Just as there is growing interest in slow cooking with meals made from scratch, is there a return to thinking about doing other things in a more 20th century and long hand way?
Gayle Macdonald in the Globe and Mail talks about the “convenience-driven quandary” and asks: “What if we become so accustomed to computers and other AI-driven technologies doing everything for us that we forget the joy of doing things slowly, meticulously and with our own two hands?”
Take a look at the data. Online purchases have increased to 2.9 trillion dollars in 2018, from 2.4 trillion in 2017. And Canadians, who have been late to the online purchasing party have now doubled their expenditures online from sales reported in 2016 to a a cool 39 Billion dollars in United States funds.
That sum is more than what the current American president was going to spend on the southern border wall (that clocked in at 25 Billion dollars). And here’s a story of what 25 Billion dollars will buy.
Something else happens when goods and services are ordered online and delivered to your door. That is the isolating experience when you don’t have to walk or bike or even go to a store, or have any interactions with people on the street or in shops.
As Macdonald observes ” loneliness – a close cousin of isolation – seems to be on the rise, with the U.S. Surgeon-General recently warning it’s an “epidemic” in United States and Britain appointing its first “minister of loneliness.”

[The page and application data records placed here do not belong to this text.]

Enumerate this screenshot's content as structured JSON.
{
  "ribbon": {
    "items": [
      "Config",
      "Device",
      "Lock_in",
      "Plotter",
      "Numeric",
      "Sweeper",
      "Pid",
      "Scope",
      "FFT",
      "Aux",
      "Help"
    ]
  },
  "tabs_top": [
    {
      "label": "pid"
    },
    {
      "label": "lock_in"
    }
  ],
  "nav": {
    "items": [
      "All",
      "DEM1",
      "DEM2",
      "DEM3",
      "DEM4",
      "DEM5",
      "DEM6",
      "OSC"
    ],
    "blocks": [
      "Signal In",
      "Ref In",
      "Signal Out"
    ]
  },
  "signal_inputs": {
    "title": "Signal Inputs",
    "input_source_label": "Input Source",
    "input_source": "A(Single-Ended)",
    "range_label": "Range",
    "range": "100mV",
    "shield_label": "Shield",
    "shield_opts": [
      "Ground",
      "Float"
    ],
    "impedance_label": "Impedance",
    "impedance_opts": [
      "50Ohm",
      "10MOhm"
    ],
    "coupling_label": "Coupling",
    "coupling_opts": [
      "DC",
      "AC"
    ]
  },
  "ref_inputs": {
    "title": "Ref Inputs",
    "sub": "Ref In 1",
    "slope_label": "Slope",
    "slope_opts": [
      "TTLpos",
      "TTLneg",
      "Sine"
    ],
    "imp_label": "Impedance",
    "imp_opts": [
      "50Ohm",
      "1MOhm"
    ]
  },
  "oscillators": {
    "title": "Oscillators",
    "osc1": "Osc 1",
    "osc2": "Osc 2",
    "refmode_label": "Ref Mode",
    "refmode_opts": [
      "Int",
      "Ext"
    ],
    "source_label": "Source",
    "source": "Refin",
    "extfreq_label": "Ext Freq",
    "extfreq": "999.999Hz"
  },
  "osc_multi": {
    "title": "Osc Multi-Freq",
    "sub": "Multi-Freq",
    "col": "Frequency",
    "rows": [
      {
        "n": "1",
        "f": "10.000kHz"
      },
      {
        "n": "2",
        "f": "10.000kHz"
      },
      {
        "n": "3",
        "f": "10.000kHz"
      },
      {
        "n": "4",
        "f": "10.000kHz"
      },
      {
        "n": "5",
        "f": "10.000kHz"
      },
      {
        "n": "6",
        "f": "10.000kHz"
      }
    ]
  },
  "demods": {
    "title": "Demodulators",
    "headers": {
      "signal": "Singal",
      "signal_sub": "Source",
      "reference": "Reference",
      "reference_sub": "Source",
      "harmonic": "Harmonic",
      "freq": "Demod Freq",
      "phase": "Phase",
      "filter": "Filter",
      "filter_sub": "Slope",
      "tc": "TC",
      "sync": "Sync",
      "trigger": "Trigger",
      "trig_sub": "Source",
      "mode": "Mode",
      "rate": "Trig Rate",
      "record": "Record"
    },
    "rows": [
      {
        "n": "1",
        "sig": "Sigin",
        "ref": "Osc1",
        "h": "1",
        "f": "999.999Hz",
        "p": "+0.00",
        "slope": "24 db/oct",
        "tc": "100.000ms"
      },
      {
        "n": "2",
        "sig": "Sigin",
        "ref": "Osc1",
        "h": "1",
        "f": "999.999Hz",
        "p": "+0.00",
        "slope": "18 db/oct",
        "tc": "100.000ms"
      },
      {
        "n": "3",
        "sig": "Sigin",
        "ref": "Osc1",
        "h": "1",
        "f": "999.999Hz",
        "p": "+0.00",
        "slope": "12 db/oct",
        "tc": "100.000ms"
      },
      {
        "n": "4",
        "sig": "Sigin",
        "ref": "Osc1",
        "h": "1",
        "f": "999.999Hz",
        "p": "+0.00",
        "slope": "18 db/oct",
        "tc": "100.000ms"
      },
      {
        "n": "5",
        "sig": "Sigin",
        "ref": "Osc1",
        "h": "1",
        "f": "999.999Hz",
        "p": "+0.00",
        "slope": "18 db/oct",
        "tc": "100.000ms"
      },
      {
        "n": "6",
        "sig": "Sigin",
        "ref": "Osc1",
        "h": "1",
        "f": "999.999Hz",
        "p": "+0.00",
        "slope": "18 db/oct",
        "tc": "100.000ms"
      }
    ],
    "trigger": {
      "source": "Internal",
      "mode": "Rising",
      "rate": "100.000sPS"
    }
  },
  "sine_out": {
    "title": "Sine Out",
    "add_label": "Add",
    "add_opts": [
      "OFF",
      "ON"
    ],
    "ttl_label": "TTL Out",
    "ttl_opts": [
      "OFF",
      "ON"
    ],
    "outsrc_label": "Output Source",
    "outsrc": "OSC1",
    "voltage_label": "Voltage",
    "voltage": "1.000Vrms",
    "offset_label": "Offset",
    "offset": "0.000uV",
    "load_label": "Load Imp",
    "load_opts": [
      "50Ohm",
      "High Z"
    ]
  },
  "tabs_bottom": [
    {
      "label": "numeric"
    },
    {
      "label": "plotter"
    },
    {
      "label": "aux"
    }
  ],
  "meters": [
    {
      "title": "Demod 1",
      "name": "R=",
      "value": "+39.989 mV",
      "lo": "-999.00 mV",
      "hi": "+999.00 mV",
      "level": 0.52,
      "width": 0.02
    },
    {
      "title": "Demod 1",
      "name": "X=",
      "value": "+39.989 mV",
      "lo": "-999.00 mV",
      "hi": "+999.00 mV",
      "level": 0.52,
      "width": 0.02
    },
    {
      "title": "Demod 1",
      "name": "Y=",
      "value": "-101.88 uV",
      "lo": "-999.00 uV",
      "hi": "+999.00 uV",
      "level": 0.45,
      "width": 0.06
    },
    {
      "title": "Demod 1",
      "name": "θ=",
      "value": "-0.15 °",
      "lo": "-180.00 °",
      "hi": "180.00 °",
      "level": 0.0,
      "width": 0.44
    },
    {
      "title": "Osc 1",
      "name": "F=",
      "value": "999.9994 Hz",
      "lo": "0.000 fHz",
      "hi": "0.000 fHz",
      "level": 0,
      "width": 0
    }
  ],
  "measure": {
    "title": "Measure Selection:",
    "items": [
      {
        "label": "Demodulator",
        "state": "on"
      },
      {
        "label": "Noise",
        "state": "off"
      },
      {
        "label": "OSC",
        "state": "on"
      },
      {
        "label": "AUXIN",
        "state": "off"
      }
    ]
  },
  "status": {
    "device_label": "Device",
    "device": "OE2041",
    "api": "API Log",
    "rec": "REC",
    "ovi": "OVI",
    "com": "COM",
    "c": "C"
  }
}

While online shopping speaks to comfort and convenience, anthropologist Grant McCracken is wary of the ease of it, stating: “The industrial revolution declared war on space and time … and right through the second half of the 20th century, this war had no skeptics. Convenience was king. But in the last few decades we have seen a counter revolution. We saw the arrival of slow food, meditation, mindfulness, artisanal economies and a more measured approach to life by many people. All of which is better for humans and better for the planet.”Read more »